debug1: Next authentication method: keyboard-interactive debug2: userauth_kbdint debug3: send packet: type 50 debug2: we sent a keyboard-interactive packet, wait for reply debug3: receive packet: type 60 debug2: input_userauth_info_req debug2: input_userauth_info_req: num_prompts 1 Password: debug3: send packet: type 61 debug3: receive packet: type 60 debug2: input_userauth_info_req debug2: input_userauth_info_req: num_prompts 0 debug3: send packet: type 61 debug3: receive packet: type 51 Authenticated with partial success. debug1: Authentications that can continue: publickey,password
If you do not see the
Password: prompt you may have connection issues,
or there could be a problem with the Tursa login nodes. If you do not

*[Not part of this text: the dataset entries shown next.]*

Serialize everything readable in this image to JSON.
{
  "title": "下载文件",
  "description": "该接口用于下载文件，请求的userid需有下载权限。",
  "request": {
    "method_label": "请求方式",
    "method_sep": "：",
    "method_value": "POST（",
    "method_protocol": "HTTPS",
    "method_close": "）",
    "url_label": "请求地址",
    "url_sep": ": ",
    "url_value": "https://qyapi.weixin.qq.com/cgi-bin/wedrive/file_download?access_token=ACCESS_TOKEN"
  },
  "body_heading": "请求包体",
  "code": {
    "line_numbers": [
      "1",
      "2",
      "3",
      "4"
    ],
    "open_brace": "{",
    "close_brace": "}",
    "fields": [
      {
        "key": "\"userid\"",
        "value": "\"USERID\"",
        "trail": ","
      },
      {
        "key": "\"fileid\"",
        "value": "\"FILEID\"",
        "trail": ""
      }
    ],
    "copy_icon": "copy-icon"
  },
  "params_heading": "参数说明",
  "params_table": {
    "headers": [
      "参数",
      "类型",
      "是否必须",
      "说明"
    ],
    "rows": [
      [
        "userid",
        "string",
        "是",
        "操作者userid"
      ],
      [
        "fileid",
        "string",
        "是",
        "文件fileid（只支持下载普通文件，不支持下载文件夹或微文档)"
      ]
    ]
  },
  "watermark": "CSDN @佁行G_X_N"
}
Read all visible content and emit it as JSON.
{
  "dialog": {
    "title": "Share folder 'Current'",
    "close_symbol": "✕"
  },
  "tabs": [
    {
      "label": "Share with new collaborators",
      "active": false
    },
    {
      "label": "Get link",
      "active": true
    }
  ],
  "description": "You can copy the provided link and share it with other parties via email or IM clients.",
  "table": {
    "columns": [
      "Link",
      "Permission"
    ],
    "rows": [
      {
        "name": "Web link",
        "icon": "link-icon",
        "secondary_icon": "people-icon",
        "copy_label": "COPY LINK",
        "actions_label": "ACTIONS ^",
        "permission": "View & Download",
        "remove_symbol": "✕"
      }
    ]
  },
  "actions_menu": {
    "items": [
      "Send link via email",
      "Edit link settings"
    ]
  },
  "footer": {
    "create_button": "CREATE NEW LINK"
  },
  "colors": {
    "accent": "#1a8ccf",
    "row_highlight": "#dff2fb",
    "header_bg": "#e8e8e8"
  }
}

Authenticated with partial success it means your password was not
accepted. You will be asked to re-enter your password, usually two more
times before the connection will be rejected. Consider the suggestions
under Password above. If you do see
Authenticated with partial
success, it means your password was accepted, and your SSH key will now
You should next see something similiar to:
debug1: Next authentication method: publickey debug1: Offering public key: RSA SHA256:<key_hash> <path_to_private_key> debug3: send_pubkey_test debug3: send packet: type 50 debug2: we sent a publickey packet, wait for reply debug3: receive packet: type 60 debug1: Server accepts key: pkalg rsa-sha2-512 blen 2071 debug2: input_userauth_pk_ok: fp SHA256:<key_hash> debug3: sign_and_send_pubkey: RSA SHA256:<key_hash> Enter passphrase for key '<path_to_private_key>': debug3: send packet: type 50 debug3: receive packet: type 52 debug1: Authentication succeeded (publickey).
Most importantly, you can see which files ssh has checked for private
keys, and you can see if any key is accepted. The line
succeeded indicates that the SSH key has been accepted. By default ssh
will go through a list of standard private key files, as well as any you
have specified with
-i or a config file. This is fine, as long as one
of the files mentioned is the one that matches the public key uploaded
If your SSH key passphrase is incorrect, you will be asked to try again
up to three times in total, before being disconnected with
denied (publickey). If you enter your passphrase correctly, but still
see this error message, please consider the advice under SSH key